When the B-side was in effect, only the adventurous or masochistic listener dared to flip a single and discover a hidden gem--or an unfathomable lump of shit--on the other side. Suppose you were one of those people who loved John Lennon, but wished Yoko Ono had never existed. It couldn't have pleased you to find her "Don't Worry Kyoko (Mummy's Only Looking for Her Hand in the Snow)" or "Who Has Seen the Wind?" sneaking onto your turntable on the B-sides of John's hit singles.
But there was always another side to the B-side.
"I was always totally into B-sides, and everyone thought it was weird that I even listened to them," says Nils Berstein, publicist for Sub Pop, the Northwestern indie record company that issued Nirvana's first recordings.
As if to confirm his longtime membership in a secret society, he rattles off some personal favorites. "The B-side of Blondie's 'Heart of Glass' single was '11:59' off Parallel Lines. That was their best song. The B-side of 'I Will Survive' was great; it's called 'Substitute.' When you're young, you have weird ideas.
"You think if they don't play something on the radio, it must not be good."

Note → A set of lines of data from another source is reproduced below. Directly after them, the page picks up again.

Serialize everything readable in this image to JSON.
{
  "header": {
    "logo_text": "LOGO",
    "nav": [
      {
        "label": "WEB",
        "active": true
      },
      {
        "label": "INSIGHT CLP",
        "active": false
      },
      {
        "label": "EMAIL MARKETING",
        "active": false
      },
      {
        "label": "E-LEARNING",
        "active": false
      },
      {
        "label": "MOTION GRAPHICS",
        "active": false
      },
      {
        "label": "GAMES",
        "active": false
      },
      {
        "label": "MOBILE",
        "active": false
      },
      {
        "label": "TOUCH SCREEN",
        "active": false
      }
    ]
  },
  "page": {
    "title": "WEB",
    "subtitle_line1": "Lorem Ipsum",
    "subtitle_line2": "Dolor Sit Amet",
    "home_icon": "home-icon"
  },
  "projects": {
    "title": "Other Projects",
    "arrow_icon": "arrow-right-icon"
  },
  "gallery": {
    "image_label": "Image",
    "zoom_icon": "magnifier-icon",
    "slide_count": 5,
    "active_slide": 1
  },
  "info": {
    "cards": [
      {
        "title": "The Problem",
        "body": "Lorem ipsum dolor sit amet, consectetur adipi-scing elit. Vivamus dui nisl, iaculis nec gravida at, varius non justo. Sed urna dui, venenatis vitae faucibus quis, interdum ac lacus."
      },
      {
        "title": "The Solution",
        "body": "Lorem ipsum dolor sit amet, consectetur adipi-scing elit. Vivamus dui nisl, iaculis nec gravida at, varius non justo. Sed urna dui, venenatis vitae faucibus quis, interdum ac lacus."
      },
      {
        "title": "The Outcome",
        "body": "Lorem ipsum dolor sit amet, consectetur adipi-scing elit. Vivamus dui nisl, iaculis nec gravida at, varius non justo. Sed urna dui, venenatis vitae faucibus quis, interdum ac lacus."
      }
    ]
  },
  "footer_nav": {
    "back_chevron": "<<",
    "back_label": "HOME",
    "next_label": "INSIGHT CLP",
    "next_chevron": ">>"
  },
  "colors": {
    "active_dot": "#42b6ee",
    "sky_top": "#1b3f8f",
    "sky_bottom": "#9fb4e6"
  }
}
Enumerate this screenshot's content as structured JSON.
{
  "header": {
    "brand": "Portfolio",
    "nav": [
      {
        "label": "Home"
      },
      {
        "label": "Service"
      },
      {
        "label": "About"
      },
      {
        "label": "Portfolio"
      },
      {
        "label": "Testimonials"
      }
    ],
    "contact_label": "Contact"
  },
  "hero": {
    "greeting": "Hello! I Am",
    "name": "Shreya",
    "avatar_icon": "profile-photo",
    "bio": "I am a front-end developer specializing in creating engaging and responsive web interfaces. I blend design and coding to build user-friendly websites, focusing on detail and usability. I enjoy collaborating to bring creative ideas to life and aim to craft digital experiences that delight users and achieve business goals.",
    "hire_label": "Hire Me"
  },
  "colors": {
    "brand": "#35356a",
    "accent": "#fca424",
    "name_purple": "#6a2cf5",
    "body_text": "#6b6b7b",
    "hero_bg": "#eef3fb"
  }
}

Most twentysomethings know little about this forbidden zone, this musical equivalent of "don't look under the stairs" that loitered behind the radio favorites of yesteryear. Whether B-sides were very, very good, or horrid, depended on a host of factors.
There were practical reasons that put crummy music on some B-sides in the Fifties and Sixties. Before marketing research ruled the radio airwaves, deejays had the power to make or break hits.
If they didn't like a record, the disc jockeys were apt to flip it over and start playing the B-side. This back-and-forth could result in split airtime, with neither side moving very high on the record charts.
Legendary record producer Phil Spector built his empire by making brilliant hit singles, often spending weeks, months and thousands of dollars in studio time recording an all-consuming musical statement. So it's no surprise he hated it when a song he had sweated over was left standing at the altar, in favor of a B-side song he considered its inferior.
It happened with the very first Phillies label release, the Crystals' "Oh Yeah, Maybe Baby," which was thrown over for the hastily recorded flip, "There's No Other Like My Baby," later a Top 20 hit. After that, Spector left nothing to chance. Flip over almost any Ronettes, Crystals, Bob B. Soxx or Darlene Love single and you'll find nothing but crappy instrumentals. This was Spector's Napoleonic way of saying, "I'll tell radio what the hits are."
These throwaway titles served as winking tributes to his session players (Harry and Milt Meet Hal B."), his flunkies (Nino and Sonny [Big Trouble]"), his promo man (Chubby Danny D.") and even his analyst (Dr. Kaplan's Office"). Because the author's royalty rate for the B-side was the same as the A-side's, Spector, the "Tycoon of Teen," made sure these junky instrumentals carried a lone "Spector" credit. Supposedly, he used the additional revenue from the B-sides to pay for his sister's sanitarium fees! Because the B-side had no artistic responsibilities, though, it could offer more than sloppy takes and slapdash recording techniques. The flip side occasionally captured something the mapped-out A-side had missed.
Onetime B-sides like "Tequila," "Na Na Hey Hey (Kiss Him Goodbye)" and "Kung Fu Fighting" were brainlessly thrown together in the final minutes of recording sessions; all went on to become No. 1 hits. In the case of "Tequila," the Champs didn't even hang around to hear a playback of the instrumental that would bring the band its fleeting seconds of fame.